My Fellow Inebriates,
Where parenting issues arise at LBHQ, my place is on the sidelines. Being a mere bear and not a biological child means I don’t quite represent the same hope for tomorrow that Misses P and V do in our parents’ eyes. (Would they even rescue me if the house caught fire? OMG! I don’t know.) Not to mention the disappointment of my drinking—my parents aren’t investing too much parenting in yours truly.
But the bio-kids pose all the typical dilemmas that parents encounter. How to build their confidence…how to instill life skills…how to engender empathy…how to provide guidance and discipline? Even if my parents are total screw-ups in myriad ways, they are genuinely anxious about raising the girls properly.

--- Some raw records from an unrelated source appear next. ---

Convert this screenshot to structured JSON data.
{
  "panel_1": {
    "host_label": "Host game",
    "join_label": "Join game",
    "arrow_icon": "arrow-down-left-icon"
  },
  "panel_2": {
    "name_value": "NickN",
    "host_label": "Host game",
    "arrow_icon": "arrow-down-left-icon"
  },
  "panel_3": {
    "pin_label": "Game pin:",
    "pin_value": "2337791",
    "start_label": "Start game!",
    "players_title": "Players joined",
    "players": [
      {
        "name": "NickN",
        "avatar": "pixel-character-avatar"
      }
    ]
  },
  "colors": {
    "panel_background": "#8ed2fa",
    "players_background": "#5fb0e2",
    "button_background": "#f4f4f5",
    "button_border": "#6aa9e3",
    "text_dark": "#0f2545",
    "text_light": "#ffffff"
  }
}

Even though spanking is a non-issue at LBHQ, where the only physical punishment that occurs is administered by children to a certain bear, we live in a demographic that reads Proverbs (although perhaps not Deuteronomy’s more choice bits)—i.e., spare the rod, spoil the child. While you don’t see parents whacking their kids at the playground too often, you frequently hear earnest conversations in which one parent defends to another the place of spanking in the God-fearing dad or mum’s parental toolkit. And even more often you hear these parents threatening their kids with a spanking.
At LBHQ there are no “spanking offenses” on the books. The kids do not live in fear of a hiding. They don’t quake fearfully in remembrance of past spankings. They only even know the word “spank” because it gets used teasingly (and they may have overheard the term “spank the monkey”).

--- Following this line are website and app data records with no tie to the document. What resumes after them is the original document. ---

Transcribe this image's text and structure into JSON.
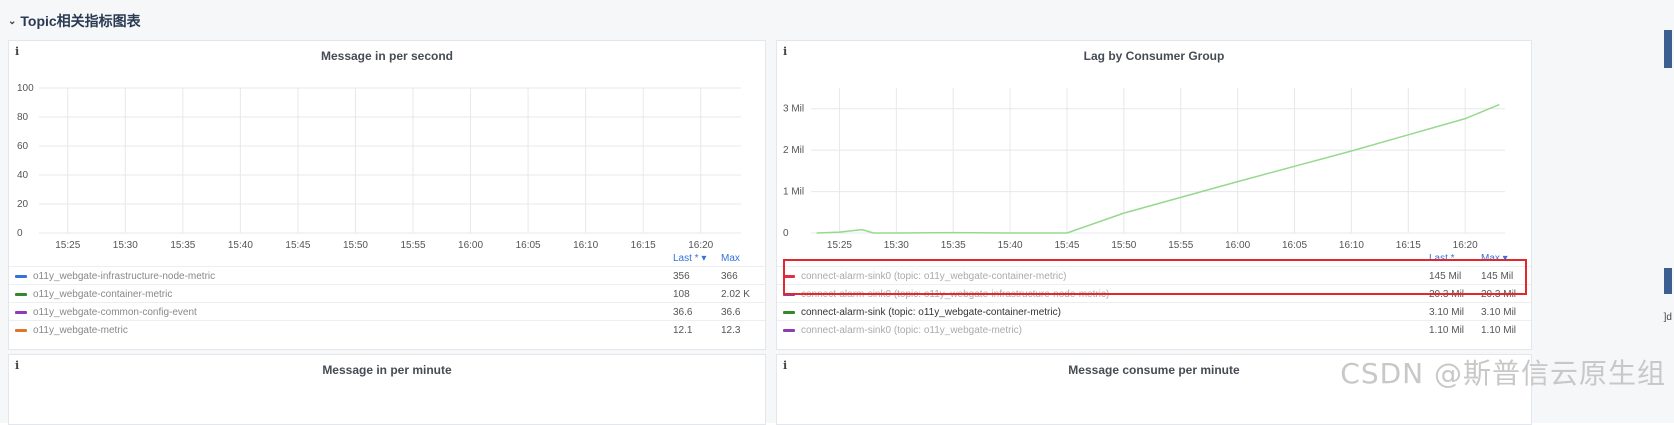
{
  "row_header": {
    "label": "Topic相关指标图表"
  },
  "panels": {
    "msg_in_sec": {
      "title": "Message in per second",
      "info_glyph": "i",
      "chart_data": {
        "type": "line",
        "title": "Message in per second",
        "y_ticks": [
          "100",
          "80",
          "60",
          "40",
          "20",
          "0"
        ],
        "ylim": [
          0,
          100
        ],
        "x_ticks": [
          "15:25",
          "15:30",
          "15:35",
          "15:40",
          "15:45",
          "15:50",
          "15:55",
          "16:00",
          "16:05",
          "16:10",
          "16:15",
          "16:20"
        ],
        "grid": true,
        "series": []
      },
      "legend": {
        "col_last": "Last * ▾",
        "col_max": "Max",
        "items": [
          {
            "name": "o11y_webgate-infrastructure-node-metric",
            "color": "#3274d9",
            "last": "356",
            "max": "366"
          },
          {
            "name": "o11y_webgate-container-metric",
            "color": "#37872d",
            "last": "108",
            "max": "2.02 K"
          },
          {
            "name": "o11y_webgate-common-config-event",
            "color": "#8f3bb8",
            "last": "36.6",
            "max": "36.6"
          },
          {
            "name": "o11y_webgate-metric",
            "color": "#e0752d",
            "last": "12.1",
            "max": "12.3"
          }
        ]
      }
    },
    "lag_group": {
      "title": "Lag by Consumer Group",
      "info_glyph": "i",
      "chart_data": {
        "type": "line",
        "title": "Lag by Consumer Group",
        "y_ticks": [
          "3 Mil",
          "2 Mil",
          "1 Mil",
          "0"
        ],
        "ylim": [
          0,
          3500000
        ],
        "x_ticks": [
          "15:25",
          "15:30",
          "15:35",
          "15:40",
          "15:45",
          "15:50",
          "15:55",
          "16:00",
          "16:05",
          "16:10",
          "16:15",
          "16:20"
        ],
        "grid": true,
        "series": [
          {
            "color": "#96d98d",
            "x": [
              "15:23",
              "15:25",
              "15:27",
              "15:28",
              "15:30",
              "15:35",
              "15:40",
              "15:45",
              "15:50",
              "15:55",
              "16:00",
              "16:05",
              "16:10",
              "16:15",
              "16:20",
              "16:23"
            ],
            "values": [
              0,
              20000,
              80000,
              0,
              0,
              10000,
              0,
              0,
              480000,
              860000,
              1240000,
              1610000,
              1980000,
              2370000,
              2760000,
              3100000
            ]
          }
        ]
      },
      "legend": {
        "col_last": "Last *",
        "col_max": "Max ▾",
        "items": [
          {
            "name": "connect-alarm-sink0 (topic: o11y_webgate-container-metric)",
            "color": "#e02f44",
            "last": "145 Mil",
            "max": "145 Mil",
            "style": "dim"
          },
          {
            "name": "connect-alarm-sink0 (topic: o11y_webgate-infrastructure-node-metric)",
            "color": "#8f3bb8",
            "last": "20.3 Mil",
            "max": "20.3 Mil",
            "style": "dim"
          },
          {
            "name": "connect-alarm-sink (topic: o11y_webgate-container-metric)",
            "color": "#37872d",
            "last": "3.10 Mil",
            "max": "3.10 Mil",
            "style": "strong"
          },
          {
            "name": "connect-alarm-sink0 (topic: o11y_webgate-metric)",
            "color": "#8f3bb8",
            "last": "1.10 Mil",
            "max": "1.10 Mil",
            "style": "dim"
          }
        ]
      }
    },
    "msg_in_min": {
      "title": "Message in per minute",
      "info_glyph": "i"
    },
    "msg_consume_min": {
      "title": "Message consume per minute",
      "info_glyph": "i"
    }
  },
  "watermark": "CSDN @斯普信云原生组",
  "side_text": "]d"
}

This is not to say they’ve never received a swat on the bum. My mum recalls (guiltily) the day P refused to have her crappy diaper changed, kicking and screaming her resistance even as excrement leaked from her pants to the floor. She escaped the change mat while still covered in crap and darted across the room, flinging the feces off her body on the way to her clean bedsheets—at which point Mum seized her and gave her bum a smack. She hadn’t managed to persuade P to cooperate, and her frustration got the better of her. This happens to plenty of parents. But parents like mine don’t feel good about it. They rehash the scene for days after, wondering how they could have defused the situation without resorting to physical means.

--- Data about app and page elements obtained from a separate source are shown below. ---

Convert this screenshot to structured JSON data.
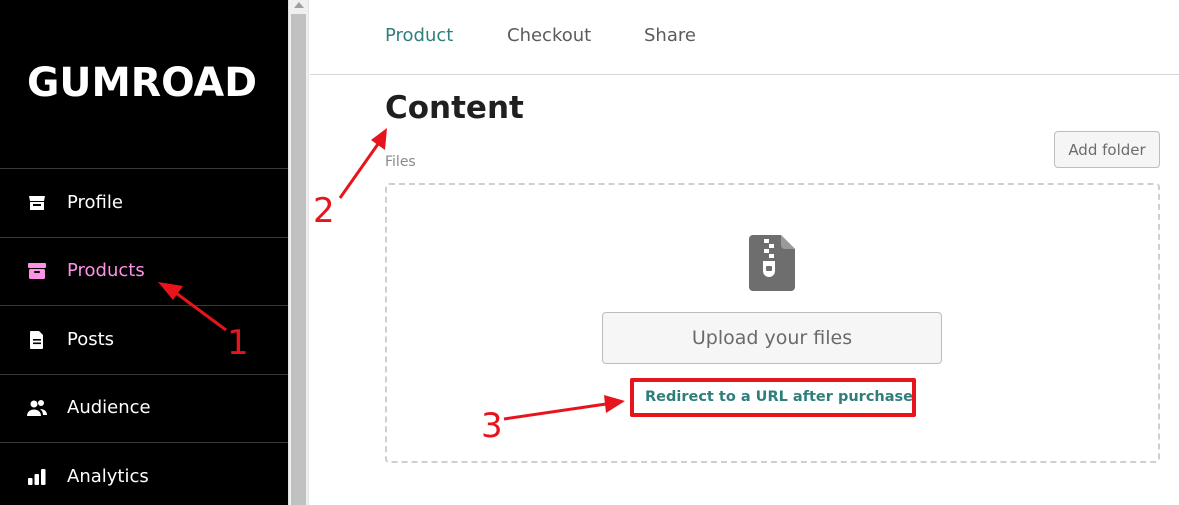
{
  "sidebar": {
    "logo": "GUMROAD",
    "items": [
      {
        "label": "Profile",
        "icon": "store-icon",
        "active": false
      },
      {
        "label": "Products",
        "icon": "archive-box-icon",
        "active": true
      },
      {
        "label": "Posts",
        "icon": "document-icon",
        "active": false
      },
      {
        "label": "Audience",
        "icon": "users-icon",
        "active": false
      },
      {
        "label": "Analytics",
        "icon": "bar-chart-icon",
        "active": false
      }
    ]
  },
  "tabs": [
    {
      "label": "Product",
      "active": true
    },
    {
      "label": "Checkout",
      "active": false
    },
    {
      "label": "Share",
      "active": false
    }
  ],
  "main": {
    "title": "Content",
    "files_label": "Files",
    "add_folder_label": "Add folder",
    "dropzone": {
      "icon": "zip-file-icon",
      "upload_label": "Upload your files",
      "redirect_label": "Redirect to a URL after purchase"
    }
  },
  "annotations": {
    "numbers": [
      "1",
      "2",
      "3"
    ],
    "color": "#e8141b"
  },
  "colors": {
    "sidebar_bg": "#000000",
    "active_nav": "#ff90e8",
    "accent_teal": "#2e7f7b"
  }
}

It’s one thing to lose your cool and feel terrible afterwards. It’s another thing to make a calculated choice to hit your child because you believe a higher authority endorses the action as a disciplinary method.
Unhappy Mommy does a much better job than I can do outlining the arguments against spanking, going so far as to provide citations to support her position. She writes a balanced, nonjudgmental, and thoughtful piece on the subject. Is it ever a hot-button topic! The comments rolled in, and one commenter particularly caught my attention; she was so inanely self-righteous that I decided to rebut each of her points one by one. I know, I come across as a total asshole, but it bothered me so much that someone could mindlessly take a verse from Proverbs as license to hit a child. Whether you’re an atheist, an agnostic, or a believer, it should be obvious that much of the bible shouldn’t be taken literally (child sacrifice in Judges 11:30-39 for example, or God-sent bears mauling children in 2 Kings 2:23-24). And if some of it shouldn’t be taken literally, why should any of it be taken literally—especially as it applies to modern-day parenting?
I don’t think it’s disrespectful to anyone’s faith to say that as a society we should be able to devise good guidelines about child rearing that consider the optimal well-being of children and utilize any and all science at hand to steer us in the right direction. We are all learning and making mistakes every day—but the biggest mistake is to turn our brains off and dumbly accept one cherry-picked piece of scripture as an edifice on which to base our parental discipline.
Thump! That was me falling off the soapbox. Tomorrow we’ll be back to the usual drunkenness and debauchery. Promise.